▶ TASK STATEMENT: Each entry must be output once more without any change.
====== EXERCISE MATERIAL
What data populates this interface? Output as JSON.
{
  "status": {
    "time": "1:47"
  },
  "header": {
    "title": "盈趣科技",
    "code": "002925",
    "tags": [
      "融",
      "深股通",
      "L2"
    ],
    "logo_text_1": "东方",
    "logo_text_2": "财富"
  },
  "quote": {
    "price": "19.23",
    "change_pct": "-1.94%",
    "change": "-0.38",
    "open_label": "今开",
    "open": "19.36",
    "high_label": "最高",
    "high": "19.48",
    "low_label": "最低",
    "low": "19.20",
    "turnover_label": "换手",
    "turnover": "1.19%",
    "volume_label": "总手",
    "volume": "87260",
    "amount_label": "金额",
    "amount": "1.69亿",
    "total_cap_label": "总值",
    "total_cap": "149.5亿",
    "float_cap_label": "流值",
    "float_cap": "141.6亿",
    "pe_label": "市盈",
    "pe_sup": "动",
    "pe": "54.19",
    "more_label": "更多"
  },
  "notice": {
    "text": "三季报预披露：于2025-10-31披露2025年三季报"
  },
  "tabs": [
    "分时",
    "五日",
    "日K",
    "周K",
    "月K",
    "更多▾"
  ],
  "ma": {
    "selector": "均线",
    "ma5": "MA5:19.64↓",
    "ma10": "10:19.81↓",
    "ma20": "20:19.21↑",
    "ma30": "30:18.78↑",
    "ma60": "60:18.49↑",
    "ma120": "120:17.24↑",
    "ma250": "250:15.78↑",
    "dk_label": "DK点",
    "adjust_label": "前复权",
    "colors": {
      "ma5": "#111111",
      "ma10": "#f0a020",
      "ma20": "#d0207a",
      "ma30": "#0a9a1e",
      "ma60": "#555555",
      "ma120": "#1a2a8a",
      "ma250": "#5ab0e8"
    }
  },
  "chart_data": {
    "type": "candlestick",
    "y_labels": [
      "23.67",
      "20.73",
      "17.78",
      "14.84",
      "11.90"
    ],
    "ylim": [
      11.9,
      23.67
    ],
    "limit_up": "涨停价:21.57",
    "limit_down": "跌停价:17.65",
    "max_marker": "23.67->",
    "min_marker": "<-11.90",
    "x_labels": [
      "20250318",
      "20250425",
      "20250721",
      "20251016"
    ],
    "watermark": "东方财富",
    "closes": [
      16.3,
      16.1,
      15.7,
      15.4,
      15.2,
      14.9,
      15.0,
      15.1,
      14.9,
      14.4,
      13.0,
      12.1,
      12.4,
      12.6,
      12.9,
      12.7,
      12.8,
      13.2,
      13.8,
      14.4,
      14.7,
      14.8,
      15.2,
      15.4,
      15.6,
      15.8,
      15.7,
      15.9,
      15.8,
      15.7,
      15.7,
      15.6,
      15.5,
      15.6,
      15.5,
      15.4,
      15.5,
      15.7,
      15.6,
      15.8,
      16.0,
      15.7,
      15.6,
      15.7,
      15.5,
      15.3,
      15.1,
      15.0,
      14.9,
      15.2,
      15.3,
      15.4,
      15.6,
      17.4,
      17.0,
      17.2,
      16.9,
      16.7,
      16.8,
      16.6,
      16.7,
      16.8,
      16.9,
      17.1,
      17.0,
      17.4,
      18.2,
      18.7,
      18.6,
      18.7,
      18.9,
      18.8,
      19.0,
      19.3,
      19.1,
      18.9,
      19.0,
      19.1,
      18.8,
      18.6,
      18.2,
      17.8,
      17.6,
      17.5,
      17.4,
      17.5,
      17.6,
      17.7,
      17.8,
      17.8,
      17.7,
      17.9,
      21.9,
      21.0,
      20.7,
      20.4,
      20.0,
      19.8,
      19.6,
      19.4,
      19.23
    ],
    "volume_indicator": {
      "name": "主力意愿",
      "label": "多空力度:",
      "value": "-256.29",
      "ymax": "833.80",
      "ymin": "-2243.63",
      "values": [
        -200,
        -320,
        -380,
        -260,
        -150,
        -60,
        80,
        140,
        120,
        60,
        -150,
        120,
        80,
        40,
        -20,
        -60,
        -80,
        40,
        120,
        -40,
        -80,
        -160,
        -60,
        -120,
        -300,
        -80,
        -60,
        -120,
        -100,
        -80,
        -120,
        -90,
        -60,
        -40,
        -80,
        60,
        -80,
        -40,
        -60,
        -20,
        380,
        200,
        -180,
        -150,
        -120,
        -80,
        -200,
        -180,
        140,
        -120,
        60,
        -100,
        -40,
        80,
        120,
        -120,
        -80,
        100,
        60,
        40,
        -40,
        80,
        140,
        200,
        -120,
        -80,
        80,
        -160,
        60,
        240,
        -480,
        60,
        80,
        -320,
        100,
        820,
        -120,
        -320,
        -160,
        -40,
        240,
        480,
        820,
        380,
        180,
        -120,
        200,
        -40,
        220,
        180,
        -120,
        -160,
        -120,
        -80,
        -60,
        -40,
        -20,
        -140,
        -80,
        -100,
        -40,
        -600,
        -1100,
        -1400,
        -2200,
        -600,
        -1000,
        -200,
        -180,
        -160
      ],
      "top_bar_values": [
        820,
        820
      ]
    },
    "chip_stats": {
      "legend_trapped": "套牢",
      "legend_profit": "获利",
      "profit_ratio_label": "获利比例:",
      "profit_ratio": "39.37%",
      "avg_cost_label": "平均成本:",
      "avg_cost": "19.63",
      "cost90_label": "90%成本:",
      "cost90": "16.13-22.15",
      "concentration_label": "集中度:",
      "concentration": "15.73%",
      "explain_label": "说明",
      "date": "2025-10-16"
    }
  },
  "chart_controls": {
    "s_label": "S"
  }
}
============
▶ EXPECTED ANSWER:
What data populates this interface? Output as JSON.
{
  "status": {
    "time": "1:47"
  },
  "header": {
    "title": "盈趣科技",
    "code": "002925",
    "tags": [
      "融",
      "深股通",
      "L2"
    ],
    "logo_text_1": "东方",
    "logo_text_2": "财富"
  },
  "quote": {
    "price": "19.23",
    "change_pct": "-1.94%",
    "change": "-0.38",
    "open_label": "今开",
    "open": "19.36",
    "high_label": "最高",
    "high": "19.48",
    "low_label": "最低",
    "low": "19.20",
    "turnover_label": "换手",
    "turnover": "1.19%",
    "volume_label": "总手",
    "volume": "87260",
    "amount_label": "金额",
    "amount": "1.69亿",
    "total_cap_label": "总值",
    "total_cap": "149.5亿",
    "float_cap_label": "流值",
    "float_cap": "141.6亿",
    "pe_label": "市盈",
    "pe_sup": "动",
    "pe": "54.19",
    "more_label": "更多"
  },
  "notice": {
    "text": "三季报预披露：于2025-10-31披露2025年三季报"
  },
  "tabs": [
    "分时",
    "五日",
    "日K",
    "周K",
    "月K",
    "更多▾"
  ],
  "ma": {
    "selector": "均线",
    "ma5": "MA5:19.64↓",
    "ma10": "10:19.81↓",
    "ma20": "20:19.21↑",
    "ma30": "30:18.78↑",
    "ma60": "60:18.49↑",
    "ma120": "120:17.24↑",
    "ma250": "250:15.78↑",
    "dk_label": "DK点",
    "adjust_label": "前复权",
    "colors": {
      "ma5": "#111111",
      "ma10": "#f0a020",
      "ma20": "#d0207a",
      "ma30": "#0a9a1e",
      "ma60": "#555555",
      "ma120": "#1a2a8a",
      "ma250": "#5ab0e8"
    }
  },
  "chart_data": {
    "type": "candlestick",
    "y_labels": [
      "23.67",
      "20.73",
      "17.78",
      "14.84",
      "11.90"
    ],
    "ylim": [
      11.9,
      23.67
    ],
    "limit_up": "涨停价:21.57",
    "limit_down": "跌停价:17.65",
    "max_marker": "23.67->",
    "min_marker": "<-11.90",
    "x_labels": [
      "20250318",
      "20250425",
      "20250721",
      "20251016"
    ],
    "watermark": "东方财富",
    "closes": [
      16.3,
      16.1,
      15.7,
      15.4,
      15.2,
      14.9,
      15.0,
      15.1,
      14.9,
      14.4,
      13.0,
      12.1,
      12.4,
      12.6,
      12.9,
      12.7,
      12.8,
      13.2,
      13.8,
      14.4,
      14.7,
      14.8,
      15.2,
      15.4,
      15.6,
      15.8,
      15.7,
      15.9,
      15.8,
      15.7,
      15.7,
      15.6,
      15.5,
      15.6,
      15.5,
      15.4,
      15.5,
      15.7,
      15.6,
      15.8,
      16.0,
      15.7,
      15.6,
      15.7,
      15.5,
      15.3,
      15.1,
      15.0,
      14.9,
      15.2,
      15.3,
      15.4,
      15.6,
      17.4,
      17.0,
      17.2,
      16.9,
      16.7,
      16.8,
      16.6,
      16.7,
      16.8,
      16.9,
      17.1,
      17.0,
      17.4,
      18.2,
      18.7,
      18.6,
      18.7,
      18.9,
      18.8,
      19.0,
      19.3,
      19.1,
      18.9,
      19.0,
      19.1,
      18.8,
      18.6,
      18.2,
      17.8,
      17.6,
      17.5,
      17.4,
      17.5,
      17.6,
      17.7,
      17.8,
      17.8,
      17.7,
      17.9,
      21.9,
      21.0,
      20.7,
      20.4,
      20.0,
      19.8,
      19.6,
      19.4,
      19.23
    ],
    "volume_indicator": {
      "name": "主力意愿",
      "label": "多空力度:",
      "value": "-256.29",
      "ymax": "833.80",
      "ymin": "-2243.63",
      "values": [
        -200,
        -320,
        -380,
        -260,
        -150,
        -60,
        80,
        140,
        120,
        60,
        -150,
        120,
        80,
        40,
        -20,
        -60,
        -80,
        40,
        120,
        -40,
        -80,
        -160,
        -60,
        -120,
        -300,
        -80,
        -60,
        -120,
        -100,
        -80,
        -120,
        -90,
        -60,
        -40,
        -80,
        60,
        -80,
        -40,
        -60,
        -20,
        380,
        200,
        -180,
        -150,
        -120,
        -80,
        -200,
        -180,
        140,
        -120,
        60,
        -100,
        -40,
        80,
        120,
        -120,
        -80,
        100,
        60,
        40,
        -40,
        80,
        140,
        200,
        -120,
        -80,
        80,
        -160,
        60,
        240,
        -480,
        60,
        80,
        -320,
        100,
        820,
        -120,
        -320,
        -160,
        -40,
        240,
        480,
        820,
        380,
        180,
        -120,
        200,
        -40,
        220,
        180,
        -120,
        -160,
        -120,
        -80,
        -60,
        -40,
        -20,
        -140,
        -80,
        -100,
        -40,
        -600,
        -1100,
        -1400,
        -2200,
        -600,
        -1000,
        -200,
        -180,
        -160
      ],
      "top_bar_values": [
        820,
        820
      ]
    },
    "chip_stats": {
      "legend_trapped": "套牢",
      "legend_profit": "获利",
      "profit_ratio_label": "获利比例:",
      "profit_ratio": "39.37%",
      "avg_cost_label": "平均成本:",
      "avg_cost": "19.63",
      "cost90_label": "90%成本:",
      "cost90": "16.13-22.15",
      "concentration_label": "集中度:",
      "concentration": "15.73%",
      "explain_label": "说明",
      "date": "2025-10-16"
    }
  },
  "chart_controls": {
    "s_label": "S"
  }
}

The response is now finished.